The earliest church of St. Nicholas at Myra was built in the 6th century. The present-day church stems mainly from the 8th century; a monastery was added in the second half of the 11th century.In 1863 Czar Alexander II of Russia bought the building and started to have it restored, but the work was never finished. In 1963 the eastern and southern sides of the church was excavated, in 1968 the former burial of St. Nicholas was roofed over. The floor of the church is made of opus sectile, a mosaic of coloured marble, and there are some remains of wall-paintings. A Greek marble sarcophagus had been reused to bury the Saint, but his bones were stolen in 1087 by merchants from Bari, and now held in the cathedral of that city.
The Demre Santa wouldn't go to New Zealand. Just a hundred metres or so from his old church, near where the tour buses park, there is a giant bronze sculpture of St Nick standing on a painted globe.
Santa Claus, St. Nicholas, Father Christmas, Kris Kringle, or simply Santa, is a legendary gift-giving icon who distributes presents to sleeping children and adults who have been "good" all year; traditionally during the night of December 24, Christmas Eve. The popular American form Santa Claus originated as a mispronunciation of Dutch Sinterklaas, which is a contracted form of Sint Nicolaas (Saint Nicholas).

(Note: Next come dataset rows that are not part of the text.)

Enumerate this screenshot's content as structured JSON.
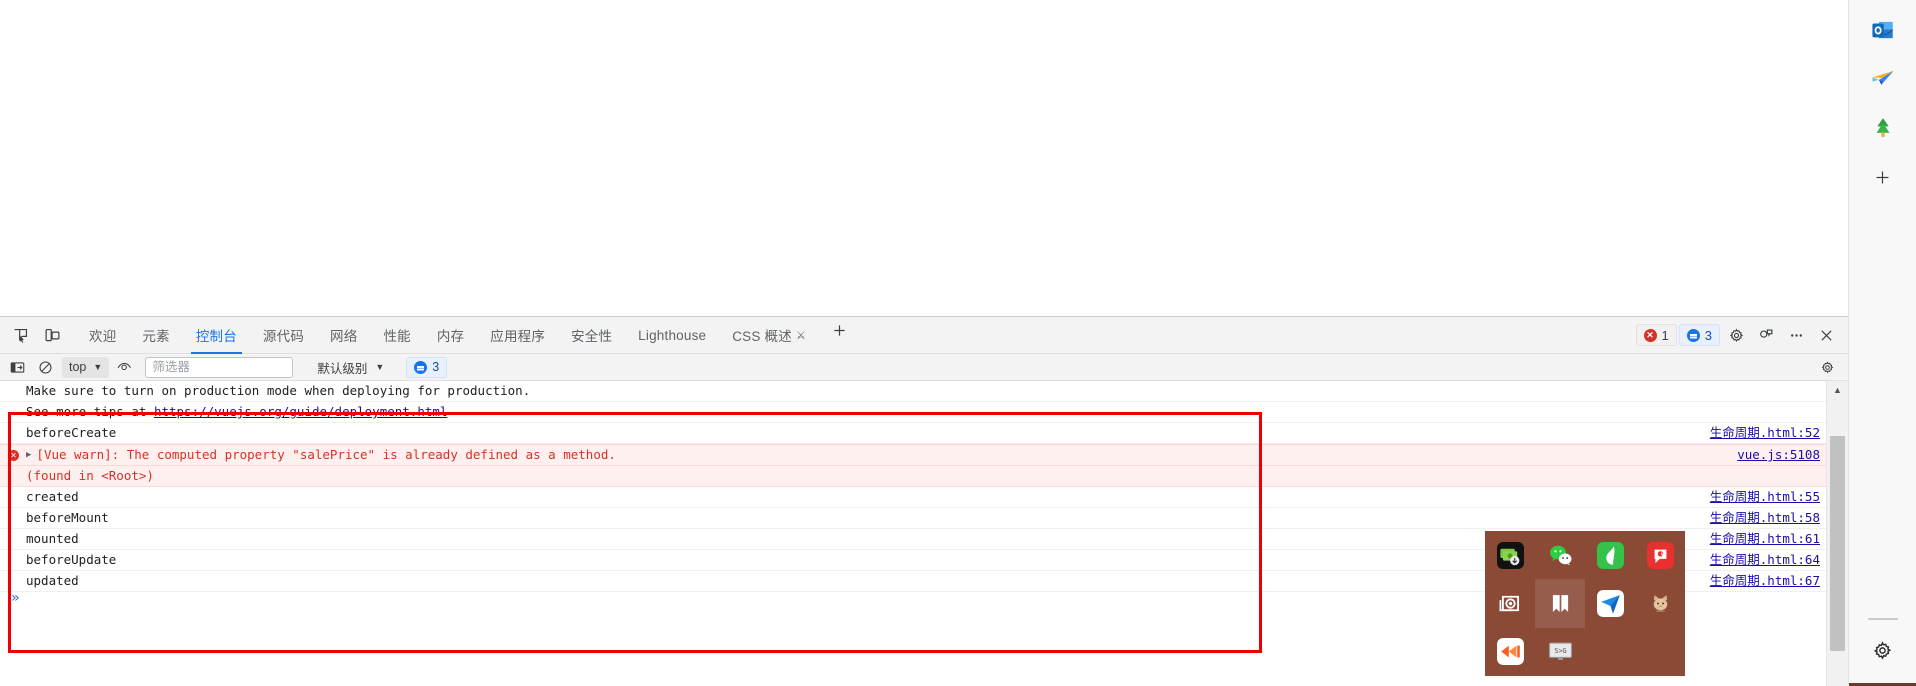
{
  "page": {
    "viewport_blank": true
  },
  "devtools": {
    "tabstrip": {
      "inspect_icon": "inspect-element-icon",
      "device_icon": "device-toolbar-icon",
      "tabs": [
        {
          "label": "欢迎",
          "name": "welcome",
          "active": false
        },
        {
          "label": "元素",
          "name": "elements",
          "active": false
        },
        {
          "label": "控制台",
          "name": "console",
          "active": true
        },
        {
          "label": "源代码",
          "name": "sources",
          "active": false
        },
        {
          "label": "网络",
          "name": "network",
          "active": false
        },
        {
          "label": "性能",
          "name": "performance",
          "active": false
        },
        {
          "label": "内存",
          "name": "memory",
          "active": false
        },
        {
          "label": "应用程序",
          "name": "application",
          "active": false
        },
        {
          "label": "安全性",
          "name": "security",
          "active": false
        },
        {
          "label": "Lighthouse",
          "name": "lighthouse",
          "active": false
        },
        {
          "label": "CSS 概述",
          "name": "css-overview",
          "active": false,
          "experimental": true
        }
      ],
      "add_tab_label": "+",
      "error_count": "1",
      "message_count": "3",
      "settings_icon": "gear-icon",
      "dock_icon": "dock-position-icon",
      "more_icon": "more-options-icon",
      "close_icon": "close-icon",
      "accent_color": "#1a73e8",
      "error_color": "#d93025"
    },
    "console_toolbar": {
      "sidebar_toggle_icon": "console-sidebar-icon",
      "clear_icon": "clear-console-icon",
      "context_value": "top",
      "eye_icon": "live-expression-icon",
      "filter_placeholder": "筛选器",
      "filter_value": "",
      "level_label": "默认级别",
      "message_chip_count": "3",
      "settings_icon": "gear-icon"
    },
    "logs": [
      {
        "text": "Make sure to turn on production mode when deploying for production.",
        "type": "plain",
        "source": ""
      },
      {
        "text": "See more tips at ",
        "link": "https://vuejs.org/guide/deployment.html",
        "type": "plain-link",
        "source": ""
      },
      {
        "text": "beforeCreate",
        "type": "plain",
        "source": "生命周期.html:52"
      },
      {
        "text": "[Vue warn]: The computed property \"salePrice\" is already defined as a method.",
        "type": "warn",
        "expandable": true,
        "source": "vue.js:5108"
      },
      {
        "text": "(found in <Root>)",
        "type": "warn2",
        "source": ""
      },
      {
        "text": "created",
        "type": "plain",
        "source": "生命周期.html:55"
      },
      {
        "text": "beforeMount",
        "type": "plain",
        "source": "生命周期.html:58"
      },
      {
        "text": "mounted",
        "type": "plain",
        "source": "生命周期.html:61"
      },
      {
        "text": "beforeUpdate",
        "type": "plain",
        "source": "生命周期.html:64"
      },
      {
        "text": "updated",
        "type": "plain",
        "source": "生命周期.html:67"
      }
    ],
    "prompt": {
      "symbol": "»",
      "value": ""
    },
    "annotation": {
      "color": "#ee0000",
      "shape": "rectangle"
    }
  },
  "dock": {
    "background_color": "#8a4a36",
    "apps": [
      {
        "name": "money-download-app",
        "label": ""
      },
      {
        "name": "wechat-app",
        "label": ""
      },
      {
        "name": "green-leaf-app",
        "label": ""
      },
      {
        "name": "red-chat-app",
        "label": ""
      },
      {
        "name": "camera-app",
        "label": ""
      },
      {
        "name": "bookmark-app",
        "label": "",
        "selected": true
      },
      {
        "name": "blue-arrow-app",
        "label": ""
      },
      {
        "name": "cat-app",
        "label": ""
      },
      {
        "name": "media-player-app",
        "label": ""
      },
      {
        "name": "svg-converter-app",
        "label": "SVG"
      }
    ]
  },
  "edge_sidebar": {
    "items": [
      {
        "name": "outlook-icon",
        "label": ""
      },
      {
        "name": "paper-plane-icon",
        "label": ""
      },
      {
        "name": "tree-icon",
        "label": ""
      },
      {
        "name": "add-sidebar-icon",
        "label": "+"
      }
    ],
    "settings_icon": "gear-icon"
  }
}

It is believed that Kale (Simena) and Kekova are often called the "sunken city" due to the numerous ruins and sarcophaguses halfway underwater.
But along the shore of Kekova are also the remains of an old city ruined following a earthquake during the byzantine period.
Parts of old houses and walls are half above and half under the water, while probably the most impressive is the staircase going... who knows where?
The crystal clear water allows also a wonderful view of the ruins which are now under the water level.
Due to its location the Island of Kekova is relatively unknown to tourists.
The best way to get to Kekova and see the surrounds is by boat. We took one fisherman boat from Ucagiz and had a great trip around the island, to see the remains of the suken city.
Kekova is actually a group of little islands and bays that form an oasis of peace and calm.
The most important attractions are the Lycian tombs, some of them halfway underwater, the sunken city and the ruins of fort Kalakoi.
The theater located in the beautiful medieval fortress on the hill of Kale is the smallest in Lycia.
With places for only 300 persons, the small theatre is carved in stone and has only seven rows of seats.
Another important place to see in Kale is the one with the ruins of a bath with a polygonal wall construction, located on the shore. According to the inscriptions found here it was dedicated to Emperor Titus.
The modern village of Kale, ancient Simena, can be reached by the coastal road from Demre or from Ucagýz, is one of the most charming Lycian sites.
With old tombs, the well preserved medieval fortress and the underwater ruins, Kale is a wonderful destination for a pleasant trip.
About Simena it is said that in Roman times it was a member of the Lycian federation, but the town was founded much earlier.